The site is only open on Tuesdays, from 11.30am to 1.00pm.
World War II Air Raid Shelter
This air raid shelter is of particular interest to WWII enthusiasts. The shelter was regularly used by the locals during WWII.
Some rooms of the shelter used to serve as classrooms and even hospitals during the war.
A mouth-watering Fenkata!
If you’ve always wanted to indulge in a fenkata, this is one of the best places to do so! Because here you‘ll find restaurants that specialize in fenkatas.
Fenkata is essentially whole fresh rabbit served in a casserole, accompanied with potatoes. The rabbit is usually fried in garlic and wine.

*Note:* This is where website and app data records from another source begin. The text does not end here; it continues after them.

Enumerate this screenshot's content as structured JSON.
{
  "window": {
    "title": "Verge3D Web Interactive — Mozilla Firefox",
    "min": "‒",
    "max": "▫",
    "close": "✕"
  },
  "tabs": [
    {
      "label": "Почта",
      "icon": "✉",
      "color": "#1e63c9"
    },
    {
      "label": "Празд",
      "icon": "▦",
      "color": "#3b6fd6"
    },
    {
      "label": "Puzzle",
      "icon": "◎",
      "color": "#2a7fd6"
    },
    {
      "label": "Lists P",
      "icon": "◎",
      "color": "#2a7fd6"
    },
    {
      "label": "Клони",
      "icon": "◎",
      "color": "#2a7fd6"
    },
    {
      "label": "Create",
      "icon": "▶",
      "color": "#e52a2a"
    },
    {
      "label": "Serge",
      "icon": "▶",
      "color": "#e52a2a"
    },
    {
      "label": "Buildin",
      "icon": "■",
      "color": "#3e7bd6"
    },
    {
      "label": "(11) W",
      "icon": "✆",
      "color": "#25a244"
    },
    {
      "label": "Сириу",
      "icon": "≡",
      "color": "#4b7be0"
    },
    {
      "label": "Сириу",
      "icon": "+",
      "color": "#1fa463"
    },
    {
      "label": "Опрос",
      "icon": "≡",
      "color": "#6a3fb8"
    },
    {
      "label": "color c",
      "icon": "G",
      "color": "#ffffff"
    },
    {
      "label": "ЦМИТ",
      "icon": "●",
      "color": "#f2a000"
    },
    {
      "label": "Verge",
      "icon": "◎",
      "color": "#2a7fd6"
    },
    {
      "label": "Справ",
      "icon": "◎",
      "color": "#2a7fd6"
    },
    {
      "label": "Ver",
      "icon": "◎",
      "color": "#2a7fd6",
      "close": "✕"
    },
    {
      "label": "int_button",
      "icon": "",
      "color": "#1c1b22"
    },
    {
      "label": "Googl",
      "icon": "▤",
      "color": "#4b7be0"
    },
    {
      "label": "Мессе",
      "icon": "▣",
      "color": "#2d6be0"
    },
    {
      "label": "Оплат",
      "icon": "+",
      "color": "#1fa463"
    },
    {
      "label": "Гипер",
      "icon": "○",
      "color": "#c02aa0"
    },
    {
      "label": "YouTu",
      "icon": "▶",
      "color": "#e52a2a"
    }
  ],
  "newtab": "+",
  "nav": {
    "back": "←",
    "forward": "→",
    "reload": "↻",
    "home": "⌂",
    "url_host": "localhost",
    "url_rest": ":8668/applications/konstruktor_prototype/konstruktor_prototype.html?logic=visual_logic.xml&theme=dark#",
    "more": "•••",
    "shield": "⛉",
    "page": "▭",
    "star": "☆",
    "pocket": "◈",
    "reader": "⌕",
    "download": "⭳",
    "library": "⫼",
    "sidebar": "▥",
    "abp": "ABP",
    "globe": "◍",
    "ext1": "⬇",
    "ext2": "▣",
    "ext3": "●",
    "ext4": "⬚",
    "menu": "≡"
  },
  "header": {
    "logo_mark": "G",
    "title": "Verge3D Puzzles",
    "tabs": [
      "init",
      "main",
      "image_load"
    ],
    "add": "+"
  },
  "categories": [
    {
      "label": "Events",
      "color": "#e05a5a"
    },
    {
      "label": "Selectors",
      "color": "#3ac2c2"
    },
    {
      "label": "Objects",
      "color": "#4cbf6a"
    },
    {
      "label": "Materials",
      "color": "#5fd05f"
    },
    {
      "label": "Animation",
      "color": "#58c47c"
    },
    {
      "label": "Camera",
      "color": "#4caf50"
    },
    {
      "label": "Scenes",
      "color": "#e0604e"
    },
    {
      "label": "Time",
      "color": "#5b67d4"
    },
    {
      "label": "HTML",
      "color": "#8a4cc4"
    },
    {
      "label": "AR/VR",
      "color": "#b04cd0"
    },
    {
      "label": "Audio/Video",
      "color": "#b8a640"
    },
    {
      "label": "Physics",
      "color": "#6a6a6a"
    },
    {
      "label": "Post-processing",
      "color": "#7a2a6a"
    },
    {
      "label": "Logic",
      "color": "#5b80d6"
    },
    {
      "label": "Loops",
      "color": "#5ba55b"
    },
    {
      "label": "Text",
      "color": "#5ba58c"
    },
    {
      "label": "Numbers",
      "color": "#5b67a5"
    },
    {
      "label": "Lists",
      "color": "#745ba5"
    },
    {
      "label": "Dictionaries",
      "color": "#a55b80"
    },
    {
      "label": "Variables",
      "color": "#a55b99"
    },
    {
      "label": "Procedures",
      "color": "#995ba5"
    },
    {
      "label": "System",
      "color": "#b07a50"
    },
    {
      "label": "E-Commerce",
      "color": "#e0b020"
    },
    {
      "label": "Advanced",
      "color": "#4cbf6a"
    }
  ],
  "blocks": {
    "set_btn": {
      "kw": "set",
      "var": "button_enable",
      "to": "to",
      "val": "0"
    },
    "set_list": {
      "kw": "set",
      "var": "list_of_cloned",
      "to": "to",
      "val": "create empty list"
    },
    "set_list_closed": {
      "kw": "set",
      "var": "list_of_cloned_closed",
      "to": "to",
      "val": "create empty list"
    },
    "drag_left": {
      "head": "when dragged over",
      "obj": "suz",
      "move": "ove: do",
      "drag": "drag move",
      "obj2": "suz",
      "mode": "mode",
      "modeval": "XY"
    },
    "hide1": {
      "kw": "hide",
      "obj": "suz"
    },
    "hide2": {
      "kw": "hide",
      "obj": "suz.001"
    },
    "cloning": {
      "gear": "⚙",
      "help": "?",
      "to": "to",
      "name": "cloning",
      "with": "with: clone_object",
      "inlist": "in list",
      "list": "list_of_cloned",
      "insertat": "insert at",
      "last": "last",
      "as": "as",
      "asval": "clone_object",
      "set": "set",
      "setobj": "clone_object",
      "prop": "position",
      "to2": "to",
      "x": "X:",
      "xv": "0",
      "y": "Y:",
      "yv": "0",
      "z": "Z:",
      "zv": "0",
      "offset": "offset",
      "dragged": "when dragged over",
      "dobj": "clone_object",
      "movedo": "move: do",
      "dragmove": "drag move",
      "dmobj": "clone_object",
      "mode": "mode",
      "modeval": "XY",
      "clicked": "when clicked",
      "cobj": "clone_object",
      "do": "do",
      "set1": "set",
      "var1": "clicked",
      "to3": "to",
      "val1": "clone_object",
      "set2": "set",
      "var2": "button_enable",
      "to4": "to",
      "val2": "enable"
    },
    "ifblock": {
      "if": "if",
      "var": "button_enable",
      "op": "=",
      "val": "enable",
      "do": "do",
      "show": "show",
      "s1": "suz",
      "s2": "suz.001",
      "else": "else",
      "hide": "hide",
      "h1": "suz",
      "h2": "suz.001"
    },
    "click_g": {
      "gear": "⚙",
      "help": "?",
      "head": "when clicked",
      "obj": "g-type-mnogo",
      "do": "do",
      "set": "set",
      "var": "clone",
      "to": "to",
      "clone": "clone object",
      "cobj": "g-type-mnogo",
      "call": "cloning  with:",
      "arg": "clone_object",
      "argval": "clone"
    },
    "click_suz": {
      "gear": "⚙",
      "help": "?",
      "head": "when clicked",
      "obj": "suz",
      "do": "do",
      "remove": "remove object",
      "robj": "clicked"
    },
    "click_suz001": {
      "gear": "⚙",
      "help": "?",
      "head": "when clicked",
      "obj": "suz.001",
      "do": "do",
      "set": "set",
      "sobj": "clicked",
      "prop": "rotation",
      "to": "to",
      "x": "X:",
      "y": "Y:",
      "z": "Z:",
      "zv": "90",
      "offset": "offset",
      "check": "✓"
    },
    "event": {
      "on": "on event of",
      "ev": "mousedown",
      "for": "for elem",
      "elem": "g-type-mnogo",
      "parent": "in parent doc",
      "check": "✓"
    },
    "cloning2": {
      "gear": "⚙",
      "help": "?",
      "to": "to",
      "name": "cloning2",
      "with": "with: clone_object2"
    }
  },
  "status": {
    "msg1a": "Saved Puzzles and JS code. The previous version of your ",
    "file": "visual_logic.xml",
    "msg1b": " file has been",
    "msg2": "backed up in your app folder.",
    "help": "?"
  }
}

The fenkata is often used a celebratory meal by the locals, so you’ll often see large groups of family and friends enjoying one.
Festa Frawli (Strawberry Festival)
Yes you read right, a strawberry festival!
This highly popular yearly event draws thousands of locals and visitors each year.
During this festival, you’ll get the chance to taste some of the yummiest strawberries that you’ll find on the island!
If you love strawberries, then this festival is a must. Here, you’ll get to savor all kinds of luscious desserts and drinks - all made with strawberries.
In addition, visitors to this festival also enjoy a host of other activities related to Maltese folklore and traditions.
In 2011, it is said that over 12 tonnes of strawberries were sold during this fantastic event!
This festival is usually organized in April. So if you’re thinking of visiting Malta around that time, check out our Whats On section for the actual dates of the festival.